= WHAT YOU HAVE TO DO =
Pictures should not appear in the copy; the records themselves must be written out exactly.

****************************************

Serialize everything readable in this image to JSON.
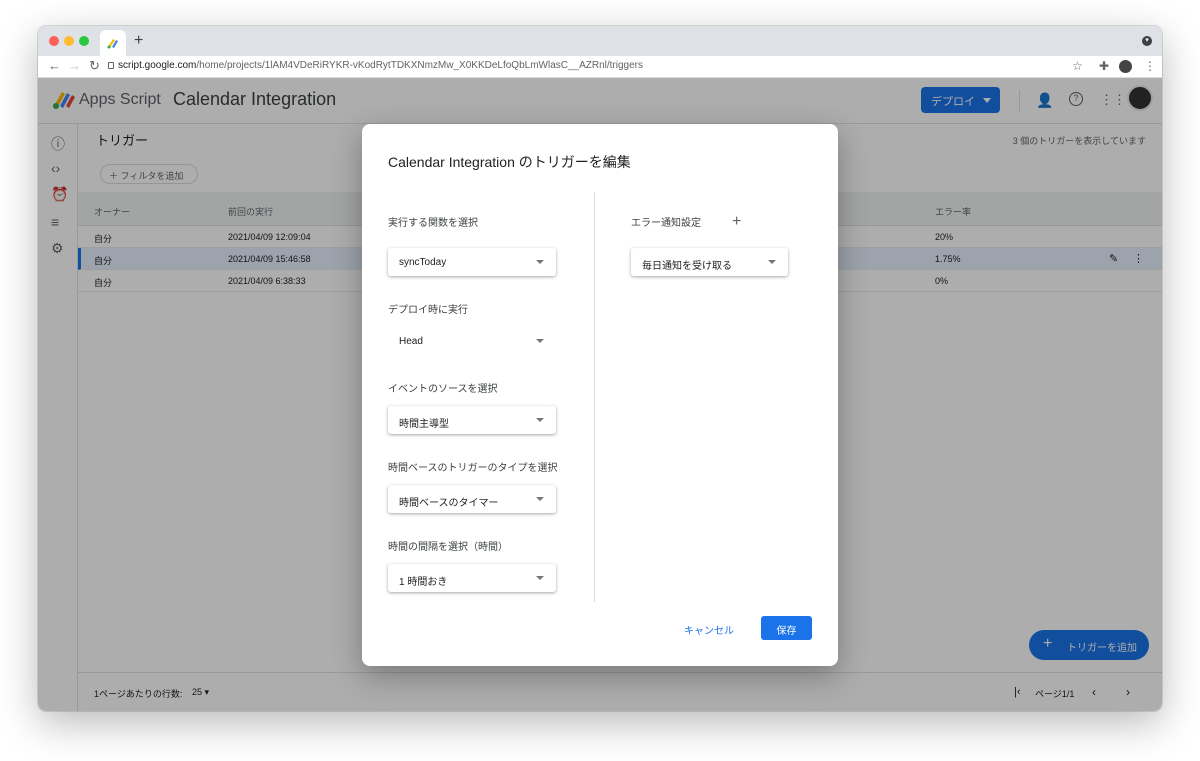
{
  "browser": {
    "url_host": "script.google.com",
    "url_path": "/home/projects/1lAM4VDeRiRYKR-vKodRytTDKXNmzMw_X0KKDeLfoQbLmWlasC__AZRnl/triggers",
    "new_tab_label": "+"
  },
  "app": {
    "name": "Apps Script",
    "project_title": "Calendar Integration",
    "deploy_label": "デプロイ"
  },
  "triggers_page": {
    "title": "トリガー",
    "count_text": "3 個のトリガーを表示しています",
    "filter_label": "フィルタを追加",
    "columns": [
      "オーナー",
      "前回の実行",
      "エラー率"
    ],
    "rows": [
      {
        "owner": "自分",
        "last_run": "2021/04/09 12:09:04",
        "error_rate": "20%"
      },
      {
        "owner": "自分",
        "last_run": "2021/04/09 15:46:58",
        "error_rate": "1.75%"
      },
      {
        "owner": "自分",
        "last_run": "2021/04/09 6:38:33",
        "error_rate": "0%"
      }
    ],
    "rows_per_page_label": "1ページあたりの行数:",
    "rows_per_page_value": "25",
    "page_label": "ページ1/1",
    "add_trigger_label": "トリガーを追加"
  },
  "dialog": {
    "title": "Calendar Integration のトリガーを編集",
    "function_label": "実行する関数を選択",
    "function_value": "syncToday",
    "deploy_label": "デプロイ時に実行",
    "deploy_value": "Head",
    "event_source_label": "イベントのソースを選択",
    "event_source_value": "時間主導型",
    "trigger_type_label": "時間ベースのトリガーのタイプを選択",
    "trigger_type_value": "時間ベースのタイマー",
    "interval_label": "時間の間隔を選択（時間）",
    "interval_value": "1 時間おき",
    "error_notify_label": "エラー通知設定",
    "error_notify_value": "毎日通知を受け取る",
    "cancel_label": "キャンセル",
    "save_label": "保存"
  },
  "colors": {
    "accent": "#1a73e8",
    "scrim": "rgba(0,0,0,0.32)"
  }
}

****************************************

= SOLUTION TO THE EXERCISE =
Serialize everything readable in this image to JSON.
{
  "browser": {
    "url_host": "script.google.com",
    "url_path": "/home/projects/1lAM4VDeRiRYKR-vKodRytTDKXNmzMw_X0KKDeLfoQbLmWlasC__AZRnl/triggers",
    "new_tab_label": "+"
  },
  "app": {
    "name": "Apps Script",
    "project_title": "Calendar Integration",
    "deploy_label": "デプロイ"
  },
  "triggers_page": {
    "title": "トリガー",
    "count_text": "3 個のトリガーを表示しています",
    "filter_label": "フィルタを追加",
    "columns": [
      "オーナー",
      "前回の実行",
      "エラー率"
    ],
    "rows": [
      {
        "owner": "自分",
        "last_run": "2021/04/09 12:09:04",
        "error_rate": "20%"
      },
      {
        "owner": "自分",
        "last_run": "2021/04/09 15:46:58",
        "error_rate": "1.75%"
      },
      {
        "owner": "自分",
        "last_run": "2021/04/09 6:38:33",
        "error_rate": "0%"
      }
    ],
    "rows_per_page_label": "1ページあたりの行数:",
    "rows_per_page_value": "25",
    "page_label": "ページ1/1",
    "add_trigger_label": "トリガーを追加"
  },
  "dialog": {
    "title": "Calendar Integration のトリガーを編集",
    "function_label": "実行する関数を選択",
    "function_value": "syncToday",
    "deploy_label": "デプロイ時に実行",
    "deploy_value": "Head",
    "event_source_label": "イベントのソースを選択",
    "event_source_value": "時間主導型",
    "trigger_type_label": "時間ベースのトリガーのタイプを選択",
    "trigger_type_value": "時間ベースのタイマー",
    "interval_label": "時間の間隔を選択（時間）",
    "interval_value": "1 時間おき",
    "error_notify_label": "エラー通知設定",
    "error_notify_value": "毎日通知を受け取る",
    "cancel_label": "キャンセル",
    "save_label": "保存"
  },
  "colors": {
    "accent": "#1a73e8",
    "scrim": "rgba(0,0,0,0.32)"
  }
}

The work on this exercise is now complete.